- Dataset extract:
+---+

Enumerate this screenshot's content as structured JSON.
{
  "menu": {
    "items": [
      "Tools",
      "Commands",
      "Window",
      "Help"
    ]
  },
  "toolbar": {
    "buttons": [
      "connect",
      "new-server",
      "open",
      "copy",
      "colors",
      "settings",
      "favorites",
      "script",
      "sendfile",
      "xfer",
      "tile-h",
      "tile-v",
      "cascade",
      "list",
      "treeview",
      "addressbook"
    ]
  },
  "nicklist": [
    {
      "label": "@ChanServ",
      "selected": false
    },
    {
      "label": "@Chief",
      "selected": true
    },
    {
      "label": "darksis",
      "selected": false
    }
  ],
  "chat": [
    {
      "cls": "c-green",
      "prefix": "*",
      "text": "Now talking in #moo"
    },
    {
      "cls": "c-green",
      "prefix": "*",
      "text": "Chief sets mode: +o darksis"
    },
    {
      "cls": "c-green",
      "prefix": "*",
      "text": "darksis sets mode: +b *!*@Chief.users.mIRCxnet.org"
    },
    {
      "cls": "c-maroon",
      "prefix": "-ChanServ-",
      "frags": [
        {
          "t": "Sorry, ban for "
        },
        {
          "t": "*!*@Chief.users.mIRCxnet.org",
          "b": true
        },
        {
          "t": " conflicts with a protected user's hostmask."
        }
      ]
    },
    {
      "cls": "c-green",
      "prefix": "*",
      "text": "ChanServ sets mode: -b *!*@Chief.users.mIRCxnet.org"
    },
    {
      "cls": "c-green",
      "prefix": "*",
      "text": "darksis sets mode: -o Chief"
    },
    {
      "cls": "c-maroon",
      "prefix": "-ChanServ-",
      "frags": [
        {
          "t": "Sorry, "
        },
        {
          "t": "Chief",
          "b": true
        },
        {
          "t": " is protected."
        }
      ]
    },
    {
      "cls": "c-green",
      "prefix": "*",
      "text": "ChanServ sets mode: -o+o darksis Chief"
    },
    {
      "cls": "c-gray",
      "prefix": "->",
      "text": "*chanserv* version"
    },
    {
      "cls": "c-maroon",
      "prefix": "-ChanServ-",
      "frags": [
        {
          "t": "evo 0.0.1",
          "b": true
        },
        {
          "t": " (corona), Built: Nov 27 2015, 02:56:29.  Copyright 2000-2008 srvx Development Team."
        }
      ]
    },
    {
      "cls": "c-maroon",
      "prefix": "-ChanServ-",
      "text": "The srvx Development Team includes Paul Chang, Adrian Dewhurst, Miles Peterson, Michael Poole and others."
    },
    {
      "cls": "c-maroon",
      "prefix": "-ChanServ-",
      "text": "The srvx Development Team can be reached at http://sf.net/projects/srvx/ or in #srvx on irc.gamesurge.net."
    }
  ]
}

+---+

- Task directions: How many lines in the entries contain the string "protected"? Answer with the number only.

- Completed exercise: 2